When my children were young, my wife and I put boundaries on their social media usage, including the number of selfies they could post in a designated amount of time. Does that seem overbearing? That’s our job as parents! But we also put boundaries on our own usage of social media.
We leveraged social media usage as training for our children who live in a society increasingly saturated with dangerous media images and messaging. Be aware! Be alert! All this media is not seeking to strengthen you but to manipulate you for their own ends! Rise above it because you are more than a like or a shared post.
As parents, we avoided the seduction that a quiet and distracted child meant a safe and happy child.
Is Facebook Evil?
Is Facebook evil? Of course, it’s evil! But the whole of our society is evil. They are not acting in your interests. They are all seeking a personal profit, not a moral or social good. This reality should not surprise us, and if it does, perhaps our views of reality need a more thorough testing.

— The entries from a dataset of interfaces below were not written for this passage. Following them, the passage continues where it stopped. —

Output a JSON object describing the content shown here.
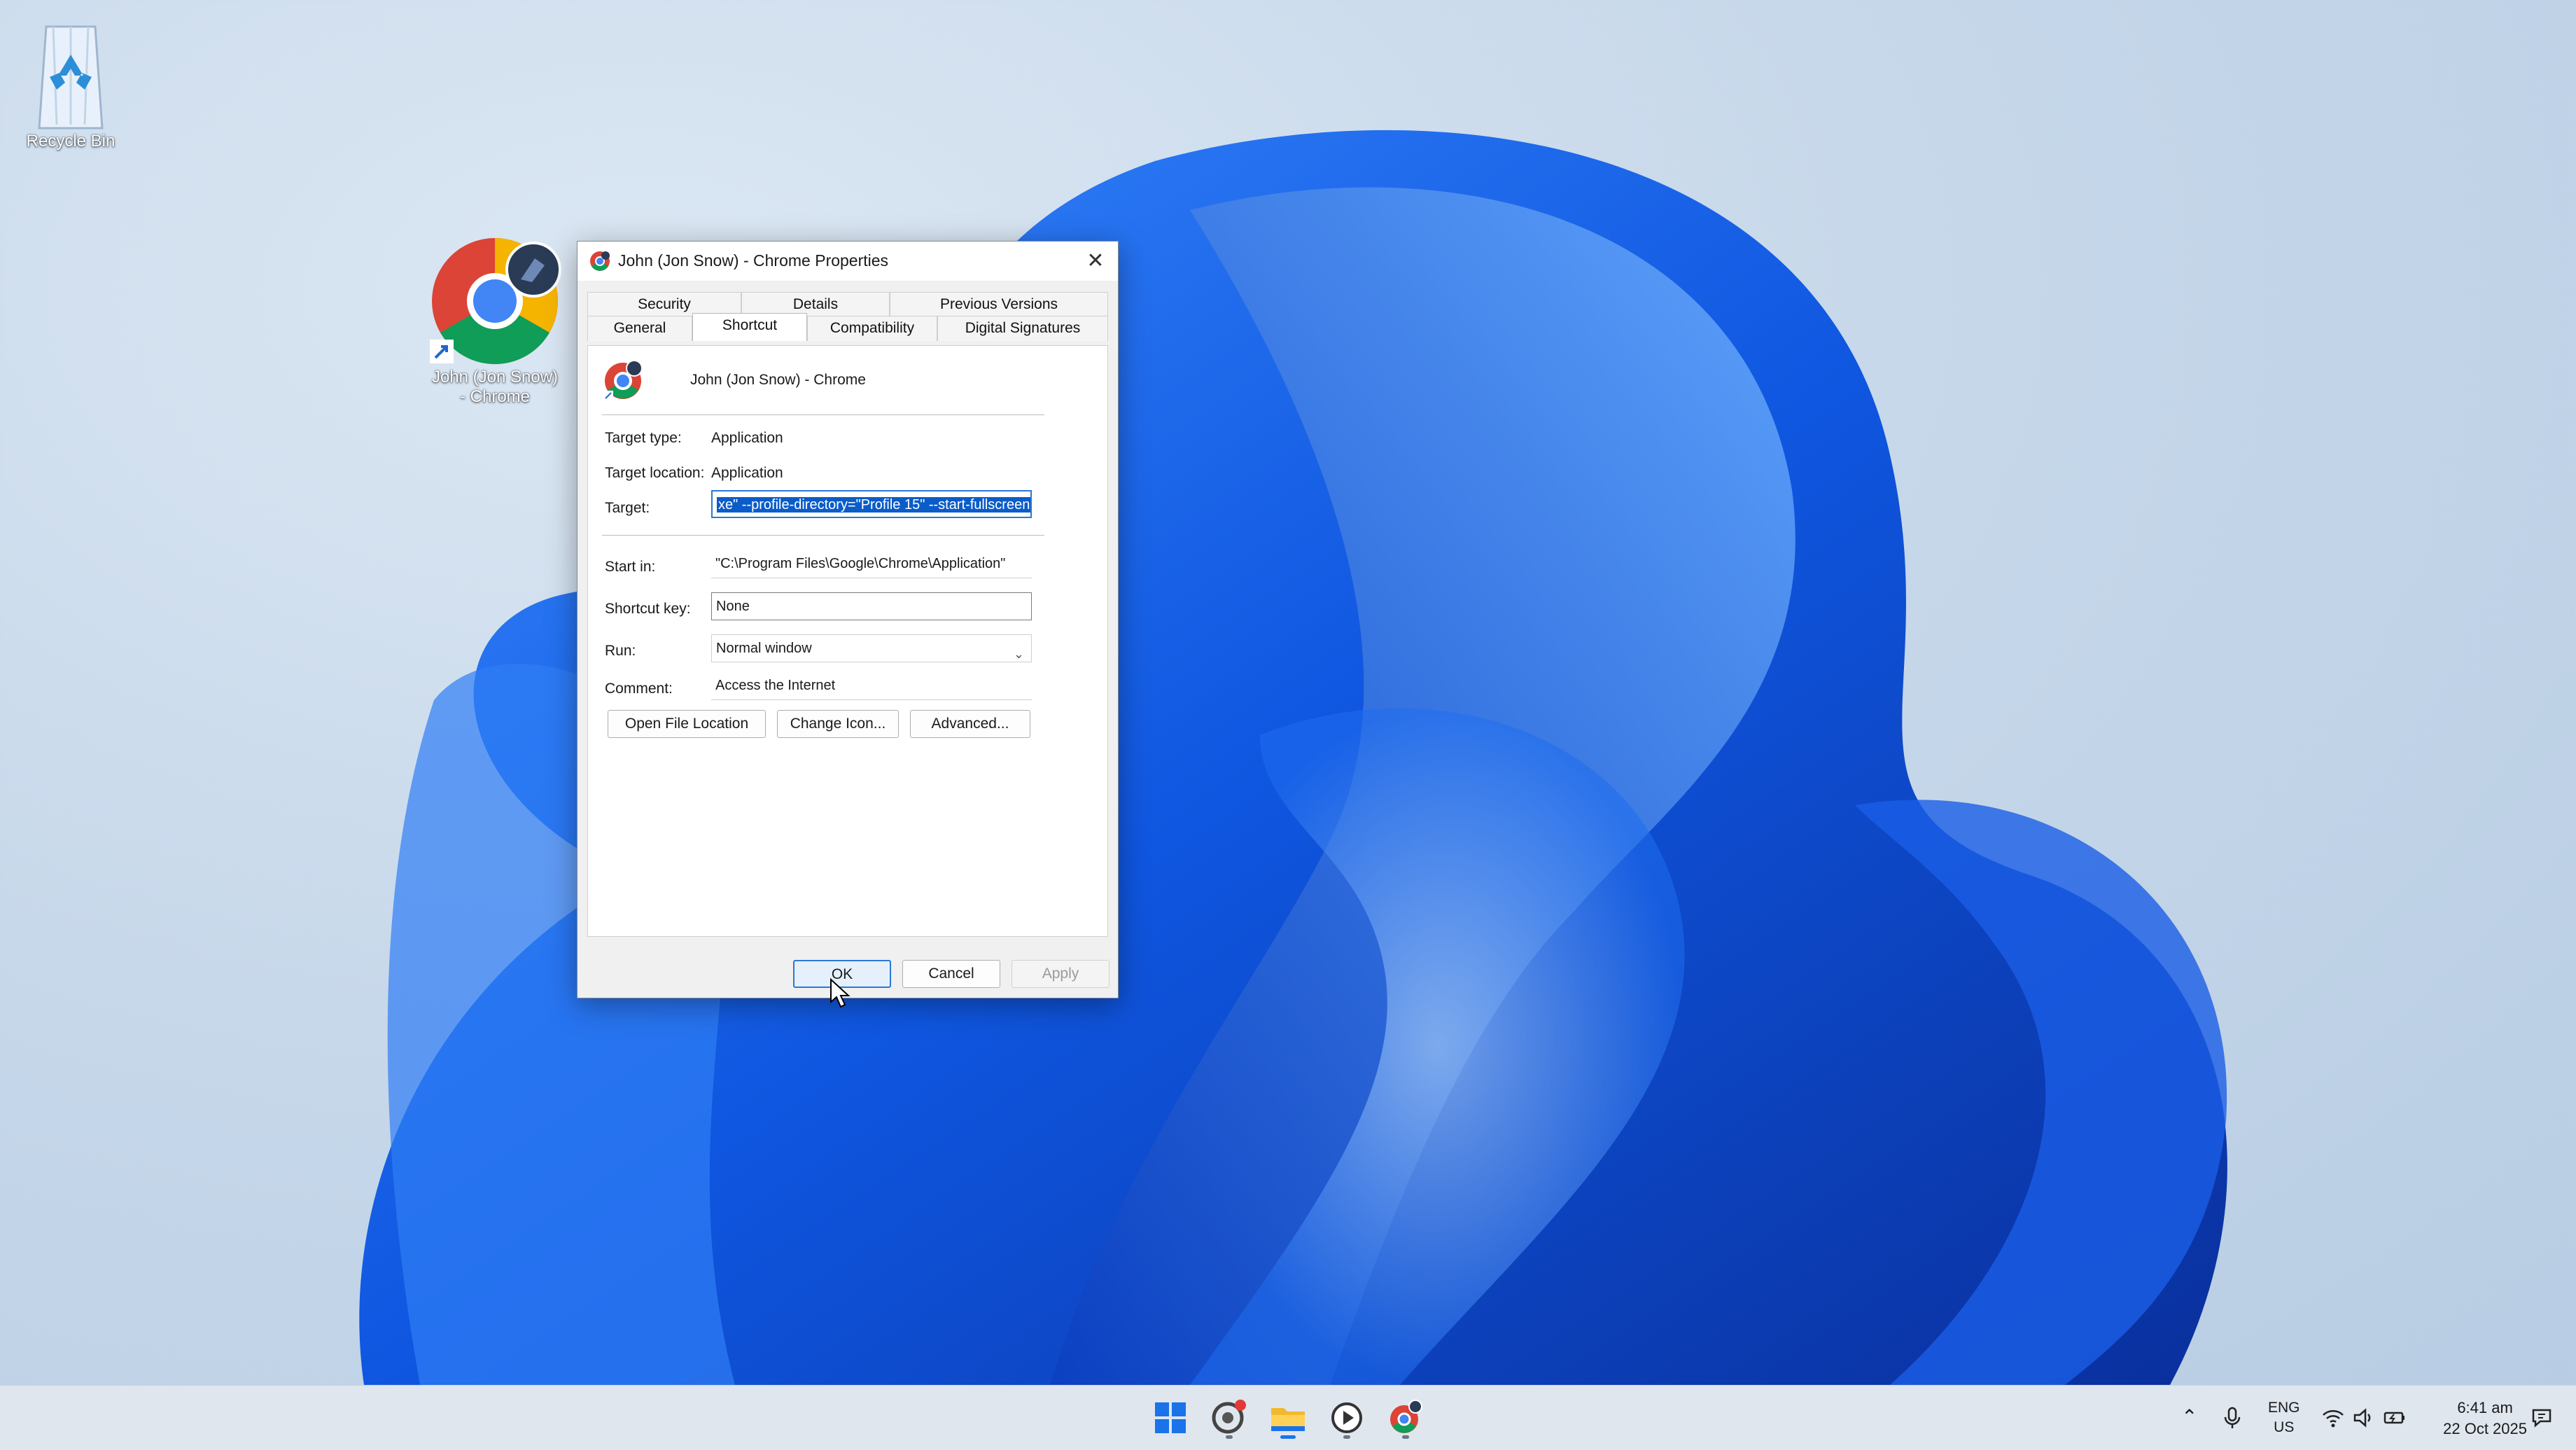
{
  "desktop": {
    "recycle_bin_label": "Recycle Bin",
    "chrome_shortcut_label": "John (Jon Snow) - Chrome"
  },
  "dialog": {
    "title": "John (Jon Snow) - Chrome Properties",
    "tabs_row1": [
      "Security",
      "Details",
      "Previous Versions"
    ],
    "tabs_row2": [
      "General",
      "Shortcut",
      "Compatibility",
      "Digital Signatures"
    ],
    "active_tab": "Shortcut",
    "shortcut_name": "John (Jon Snow) - Chrome",
    "target_type_label": "Target type:",
    "target_type_value": "Application",
    "target_location_label": "Target location:",
    "target_location_value": "Application",
    "target_label": "Target:",
    "target_value": "xe\" --profile-directory=\"Profile 15\" --start-fullscreen",
    "start_in_label": "Start in:",
    "start_in_value": "\"C:\\Program Files\\Google\\Chrome\\Application\"",
    "shortcut_key_label": "Shortcut key:",
    "shortcut_key_value": "None",
    "run_label": "Run:",
    "run_value": "Normal window",
    "comment_label": "Comment:",
    "comment_value": "Access the Internet",
    "open_file_location": "Open File Location",
    "change_icon": "Change Icon...",
    "advanced": "Advanced...",
    "ok": "OK",
    "cancel": "Cancel",
    "apply": "Apply"
  },
  "taskbar": {
    "apps": [
      "start-icon",
      "chrome-notification-icon",
      "file-explorer-icon",
      "media-player-icon",
      "chrome-profile-icon"
    ],
    "lang_top": "ENG",
    "lang_bottom": "US",
    "time": "6:41 am",
    "date": "22 Oct 2025"
  },
  "colors": {
    "accent": "#0a5cc9",
    "wallpaper_blue": "#1560e6"
  }
}
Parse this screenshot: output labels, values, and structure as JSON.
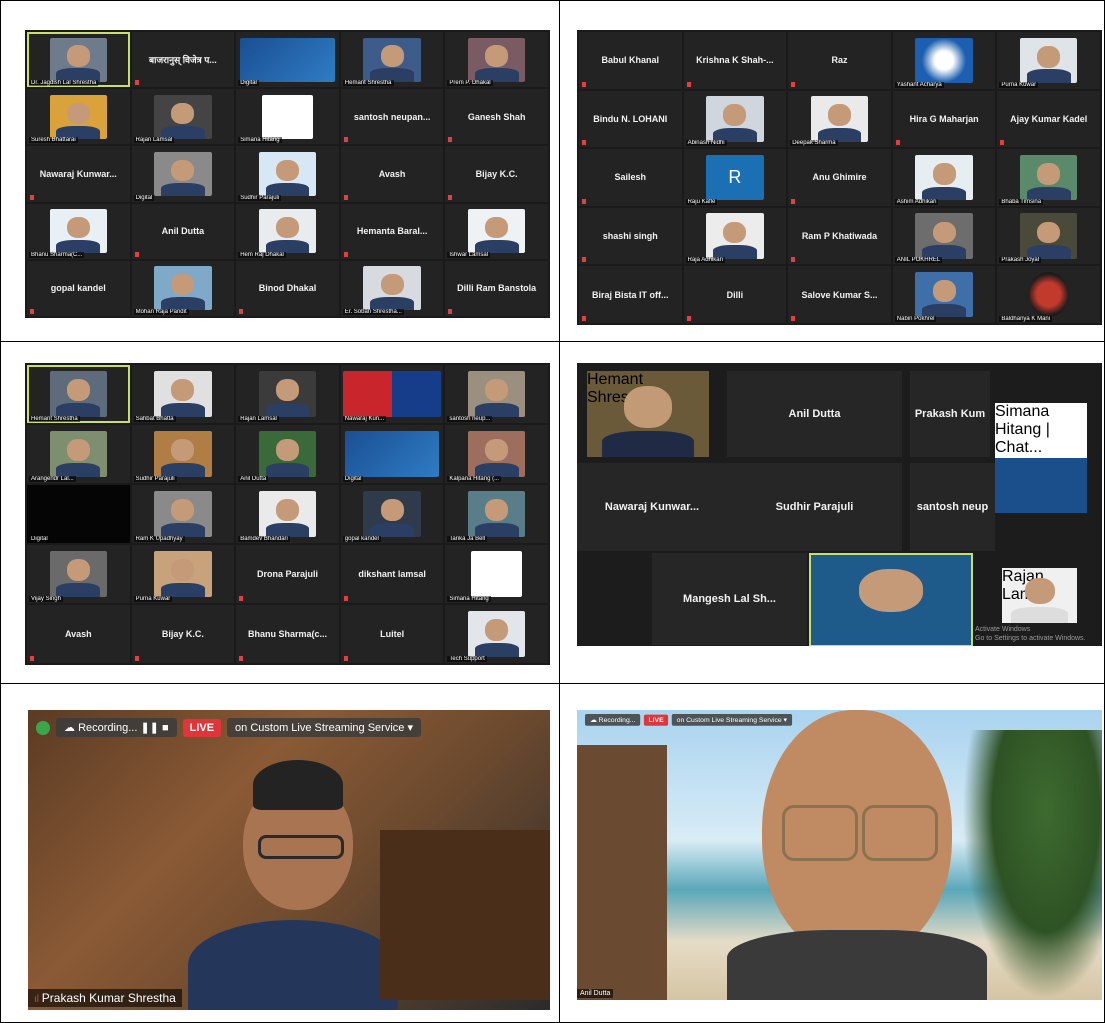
{
  "panel1": {
    "tiles": [
      {
        "type": "photo",
        "label": "Dr. Jagdish Lal Shrestha",
        "bg": "#6e7b8a",
        "hl": true
      },
      {
        "type": "name",
        "name": "बाजरानुस् विजेत्र प..."
      },
      {
        "type": "poster",
        "label": "Digital"
      },
      {
        "type": "photo",
        "label": "Hemant Shrestha",
        "bg": "#3e5c8a"
      },
      {
        "type": "photo",
        "label": "Prem P. Dhakal",
        "bg": "#7a5a63"
      },
      {
        "type": "photo",
        "label": "Suresh Bhattarai",
        "bg": "#d9a23a"
      },
      {
        "type": "photo",
        "label": "Rajan Lamsal",
        "bg": "#444"
      },
      {
        "type": "logo",
        "label": "Simana Hitang"
      },
      {
        "type": "name",
        "name": "santosh neupan..."
      },
      {
        "type": "name",
        "name": "Ganesh Shah"
      },
      {
        "type": "name",
        "name": "Nawaraj Kunwar..."
      },
      {
        "type": "photo",
        "label": "Digital",
        "bg": "#8a8a8a"
      },
      {
        "type": "photo",
        "label": "Sudhir Parajuli",
        "bg": "#d8e7f4"
      },
      {
        "type": "name",
        "name": "Avash"
      },
      {
        "type": "name",
        "name": "Bijay K.C."
      },
      {
        "type": "photo",
        "label": "Bhanu Sharma(C...",
        "bg": "#e9f0f5"
      },
      {
        "type": "name",
        "name": "Anil Dutta"
      },
      {
        "type": "photo",
        "label": "Hem Raj Dhakal",
        "bg": "#e9ecef"
      },
      {
        "type": "name",
        "name": "Hemanta Baral..."
      },
      {
        "type": "photo",
        "label": "Ishwar Lamsal",
        "bg": "#eef2f4"
      },
      {
        "type": "name",
        "name": "gopal kandel"
      },
      {
        "type": "photo",
        "label": "Mohan Raja Pandit",
        "bg": "#7fa9c9"
      },
      {
        "type": "name",
        "name": "Binod Dhakal"
      },
      {
        "type": "photo",
        "label": "Er. Soban Shrestha...",
        "bg": "#d7dbe0"
      },
      {
        "type": "name",
        "name": "Dilli Ram Banstola"
      }
    ]
  },
  "panel2": {
    "tiles": [
      {
        "type": "name",
        "name": "Babul Khanal"
      },
      {
        "type": "name",
        "name": "Krishna K Shah-..."
      },
      {
        "type": "name",
        "name": "Raz"
      },
      {
        "type": "logo2",
        "label": "Yashant Acharya"
      },
      {
        "type": "photo",
        "label": "Purna Kuwar",
        "bg": "#dfe4e8"
      },
      {
        "type": "name",
        "name": "Bindu N. LOHANI"
      },
      {
        "type": "photo",
        "label": "Abinash Nidhi",
        "bg": "#cfd6de"
      },
      {
        "type": "photo",
        "label": "Deepak Sharma",
        "bg": "#eaeaea"
      },
      {
        "type": "name",
        "name": "Hira G Maharjan"
      },
      {
        "type": "name",
        "name": "Ajay Kumar Kadel"
      },
      {
        "type": "name",
        "name": "Sailesh"
      },
      {
        "type": "letter",
        "letter": "R",
        "label": "Raju Kafle"
      },
      {
        "type": "name",
        "name": "Anu Ghimire"
      },
      {
        "type": "photo",
        "label": "Ashim Adhikari",
        "bg": "#e7eef2"
      },
      {
        "type": "photo",
        "label": "Bhaba Timsina",
        "bg": "#5b8a6a"
      },
      {
        "type": "name",
        "name": "shashi singh"
      },
      {
        "type": "photo",
        "label": "Raja Adhikari",
        "bg": "#ececec"
      },
      {
        "type": "name",
        "name": "Ram P Khatiwada"
      },
      {
        "type": "photo",
        "label": "ANIL POKHREL",
        "bg": "#6d6d6d"
      },
      {
        "type": "photo",
        "label": "Prakash Joyal",
        "bg": "#4a4a3a"
      },
      {
        "type": "name",
        "name": "Biraj Bista IT off..."
      },
      {
        "type": "name",
        "name": "Dilli"
      },
      {
        "type": "name",
        "name": "Salove Kumar S..."
      },
      {
        "type": "photo",
        "label": "Nabin Pokhrel",
        "bg": "#3f6fa8"
      },
      {
        "type": "emblem",
        "label": "Baldhanya K Mani"
      }
    ]
  },
  "panel3": {
    "tiles": [
      {
        "type": "photo",
        "label": "Hemant Shrestha",
        "bg": "#5e6b7b",
        "hl": true
      },
      {
        "type": "photo",
        "label": "Sahbat Bhatta",
        "bg": "#e0e0e0"
      },
      {
        "type": "photo",
        "label": "Rajan Lamsal",
        "bg": "#3b3b3b"
      },
      {
        "type": "cn",
        "label": "Nawaraj Kun..."
      },
      {
        "type": "photo",
        "label": "santosh neup...",
        "bg": "#9b8f7f"
      },
      {
        "type": "photo",
        "label": "Arangendr Lal...",
        "bg": "#7d8f6e"
      },
      {
        "type": "photo",
        "label": "Sudhir Parajuli",
        "bg": "#b07d45"
      },
      {
        "type": "photo",
        "label": "Anil Dutta",
        "bg": "#3a6a3a"
      },
      {
        "type": "poster",
        "label": "Digital"
      },
      {
        "type": "photo",
        "label": "Kalpana Hitang (...",
        "bg": "#9d6d5d"
      },
      {
        "type": "black",
        "label": "Digital"
      },
      {
        "type": "photo",
        "label": "Ram K Upadhyay",
        "bg": "#8a8a8a"
      },
      {
        "type": "photo",
        "label": "Bamdev Bhandari",
        "bg": "#eaeaea"
      },
      {
        "type": "photo",
        "label": "gopal kandel",
        "bg": "#2f3b4a"
      },
      {
        "type": "photo",
        "label": "Tanka Ja Bell",
        "bg": "#5a7d8a"
      },
      {
        "type": "photo",
        "label": "Vijay Singh",
        "bg": "#6a6a6a"
      },
      {
        "type": "photo",
        "label": "Purna Kuwar",
        "bg": "#c7a27a"
      },
      {
        "type": "name",
        "name": "Drona Parajuli"
      },
      {
        "type": "name",
        "name": "dikshant lamsal"
      },
      {
        "type": "logo",
        "label": "Simana Hitang"
      },
      {
        "type": "name",
        "name": "Avash"
      },
      {
        "type": "name",
        "name": "Bijay K.C."
      },
      {
        "type": "name",
        "name": "Bhanu Sharma(c..."
      },
      {
        "type": "name",
        "name": "Luitel"
      },
      {
        "type": "photo",
        "label": "Tech Support",
        "bg": "#e2e6ea"
      }
    ]
  },
  "panel4": {
    "speaker_label": "Hemant Shrestha",
    "names": [
      "Anil Dutta",
      "Prakash Kum",
      "Nawaraj Kunwar...",
      "Sudhir Parajuli",
      "santosh neup",
      "Mangesh Lal Sh..."
    ],
    "side_labels": [
      "Simana Hitang | Chat...",
      "Digital",
      "Rajan Lamsal"
    ],
    "watermark": "Activate Windows",
    "watermark_sub": "Go to Settings to activate Windows."
  },
  "panel5": {
    "recording": "Recording...",
    "live": "LIVE",
    "service": "on Custom Live Streaming Service",
    "speaker": "Prakash Kumar Shrestha"
  },
  "panel6": {
    "recording": "Recording...",
    "live": "LIVE",
    "service": "on Custom Live Streaming Service",
    "speaker": "Anil Dutta"
  }
}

I am not deleting my Facebook because Facebook is a tool. I use it. It does not use me. I have personal boundaries for Facebook. I veer away from the comments on posts. I don’t get my news from social media. I take frequent long breaks from the app if I find myself spending too much time on it (evidenced by increases in internal anxiety). Instagram makes me feel like I’m the most boring human on the planet, but I won’t be deleting it either. It is a tool for me. I am not a tool for it.
The world is a dark place. We need to remove ourselves from the fantasy that devices and platforms that offer us conveniences also seek our personal wellbeing. They aren’t. They won’t. And it’s not just Facebook.